What YOU can do now <ul><li>Learn more about Asperger’s and Autism Spectrum Disorders. </li></ul><ul><li>Empower yourself to be more aware of what’s happening in your school. </li></ul><ul><li>Feel confident to interrupt bullying or teasing behavior. </li></ul><ul><li>Work on positive supports for the students with Asperger’s. </li></ul>
Other ideas <ul><li>Find out if your school or community will host a speaker on the topic </li></ul><ul><li>Start a support group for students </li></ul><ul><li>Host an evening for parents to get together and hear what they have to say </li></ul>
What works in bullying prevention? <ul><li>What is required to reduce bullying in schools is nothing less than a change in the school climate and in norms for behavior . </li></ul><ul><li>This requires a comprehensive, school-wide effort involving the entire school community </li></ul><ul><li>(From Stop Bullying Now) </li></ul>
Find a program that will work for your school and community! www.stopbullyingnow.com www.dontlaugh.org www.antibullying.net www.bullying.org www.preventinghate.org

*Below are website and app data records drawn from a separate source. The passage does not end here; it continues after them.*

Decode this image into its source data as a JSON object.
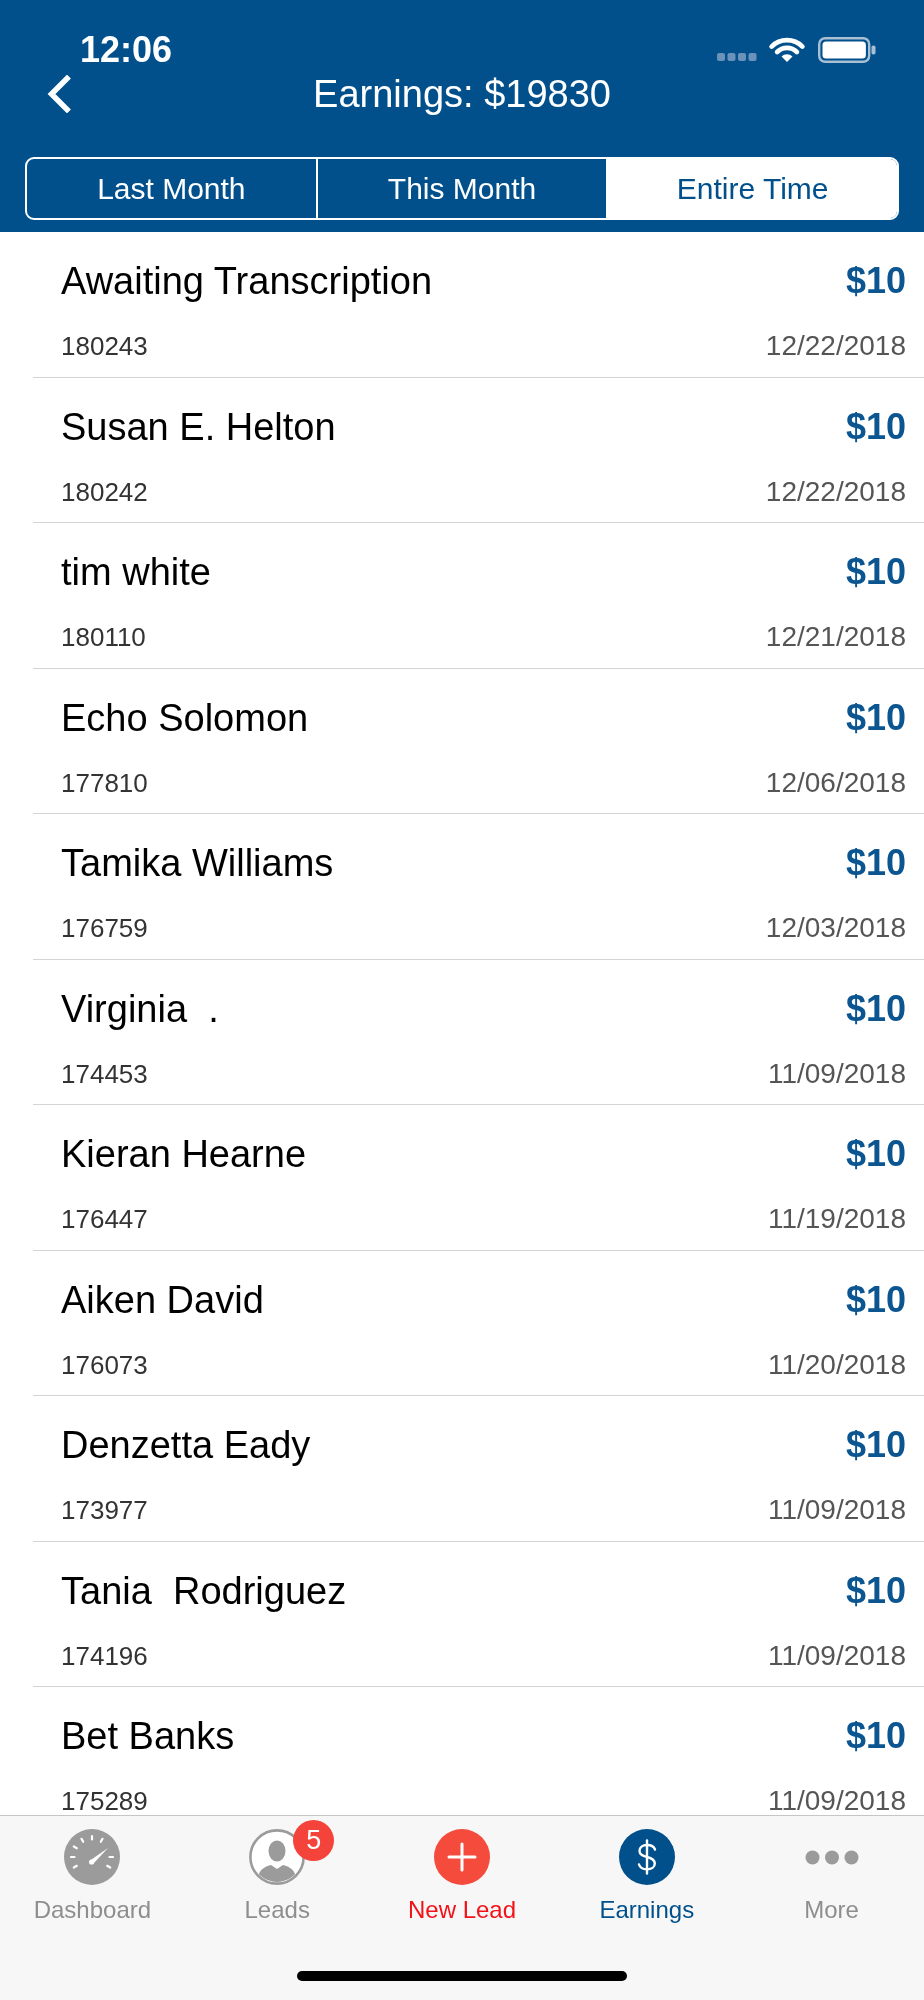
{
  "status_bar": {
    "time": "12:06"
  },
  "nav": {
    "title": "Earnings: $19830"
  },
  "segments": [
    {
      "label": "Last Month",
      "selected": false
    },
    {
      "label": "This Month",
      "selected": false
    },
    {
      "label": "Entire Time",
      "selected": true
    }
  ],
  "entries": [
    {
      "name": "Awaiting Transcription",
      "amount": "$10",
      "id": "180243",
      "date": "12/22/2018"
    },
    {
      "name": "Susan E. Helton",
      "amount": "$10",
      "id": "180242",
      "date": "12/22/2018"
    },
    {
      "name": "tim white",
      "amount": "$10",
      "id": "180110",
      "date": "12/21/2018"
    },
    {
      "name": "Echo Solomon",
      "amount": "$10",
      "id": "177810",
      "date": "12/06/2018"
    },
    {
      "name": "Tamika Williams",
      "amount": "$10",
      "id": "176759",
      "date": "12/03/2018"
    },
    {
      "name": "Virginia  .",
      "amount": "$10",
      "id": "174453",
      "date": "11/09/2018"
    },
    {
      "name": "Kieran Hearne",
      "amount": "$10",
      "id": "176447",
      "date": "11/19/2018"
    },
    {
      "name": "Aiken David",
      "amount": "$10",
      "id": "176073",
      "date": "11/20/2018"
    },
    {
      "name": "Denzetta Eady",
      "amount": "$10",
      "id": "173977",
      "date": "11/09/2018"
    },
    {
      "name": "Tania  Rodriguez",
      "amount": "$10",
      "id": "174196",
      "date": "11/09/2018"
    },
    {
      "name": "Bet Banks",
      "amount": "$10",
      "id": "175289",
      "date": "11/09/2018"
    }
  ],
  "tab_bar": {
    "items": [
      {
        "label": "Dashboard",
        "kind": "dashboard",
        "selected": false
      },
      {
        "label": "Leads",
        "kind": "leads",
        "badge": "5",
        "selected": false
      },
      {
        "label": "New Lead",
        "kind": "new",
        "selected": false
      },
      {
        "label": "Earnings",
        "kind": "earnings",
        "selected": true
      },
      {
        "label": "More",
        "kind": "more",
        "selected": false
      }
    ]
  }
}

<ul><li>Asperger’s Association of New England </li></ul><ul><li>www.aane.org </li></ul><ul><li>T: 617-393-3824 </li></ul><ul><li>866-597-2263 </li></ul><ul><li>85 Main Street, Suite 101, Watertown, MA </li></ul><ul><li>02472-4409 </li></ul><ul><li>Changing perspectives – changing lives ! </li></ul>